___ DATASET CONTENT

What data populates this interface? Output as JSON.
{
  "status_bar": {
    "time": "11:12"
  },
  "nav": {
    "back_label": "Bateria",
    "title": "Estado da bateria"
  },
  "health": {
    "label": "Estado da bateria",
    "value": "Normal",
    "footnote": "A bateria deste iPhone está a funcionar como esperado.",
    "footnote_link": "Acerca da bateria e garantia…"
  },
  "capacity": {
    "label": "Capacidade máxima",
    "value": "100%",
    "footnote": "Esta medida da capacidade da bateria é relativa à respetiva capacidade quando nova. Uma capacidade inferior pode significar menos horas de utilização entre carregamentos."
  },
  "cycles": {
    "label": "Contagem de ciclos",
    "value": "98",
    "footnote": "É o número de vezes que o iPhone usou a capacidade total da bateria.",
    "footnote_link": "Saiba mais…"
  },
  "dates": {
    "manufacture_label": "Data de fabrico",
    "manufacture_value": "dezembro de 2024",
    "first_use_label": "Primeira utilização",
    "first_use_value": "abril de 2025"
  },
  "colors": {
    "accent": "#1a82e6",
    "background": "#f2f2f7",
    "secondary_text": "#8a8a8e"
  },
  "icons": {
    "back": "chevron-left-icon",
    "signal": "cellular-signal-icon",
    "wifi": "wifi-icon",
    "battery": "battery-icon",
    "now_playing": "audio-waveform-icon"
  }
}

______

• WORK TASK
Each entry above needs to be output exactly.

• ANSWER BOX
What data populates this interface? Output as JSON.
{
  "status_bar": {
    "time": "11:12"
  },
  "nav": {
    "back_label": "Bateria",
    "title": "Estado da bateria"
  },
  "health": {
    "label": "Estado da bateria",
    "value": "Normal",
    "footnote": "A bateria deste iPhone está a funcionar como esperado.",
    "footnote_link": "Acerca da bateria e garantia…"
  },
  "capacity": {
    "label": "Capacidade máxima",
    "value": "100%",
    "footnote": "Esta medida da capacidade da bateria é relativa à respetiva capacidade quando nova. Uma capacidade inferior pode significar menos horas de utilização entre carregamentos."
  },
  "cycles": {
    "label": "Contagem de ciclos",
    "value": "98",
    "footnote": "É o número de vezes que o iPhone usou a capacidade total da bateria.",
    "footnote_link": "Saiba mais…"
  },
  "dates": {
    "manufacture_label": "Data de fabrico",
    "manufacture_value": "dezembro de 2024",
    "first_use_label": "Primeira utilização",
    "first_use_value": "abril de 2025"
  },
  "colors": {
    "accent": "#1a82e6",
    "background": "#f2f2f7",
    "secondary_text": "#8a8a8e"
  },
  "icons": {
    "back": "chevron-left-icon",
    "signal": "cellular-signal-icon",
    "wifi": "wifi-icon",
    "battery": "battery-icon",
    "now_playing": "audio-waveform-icon"
  }
}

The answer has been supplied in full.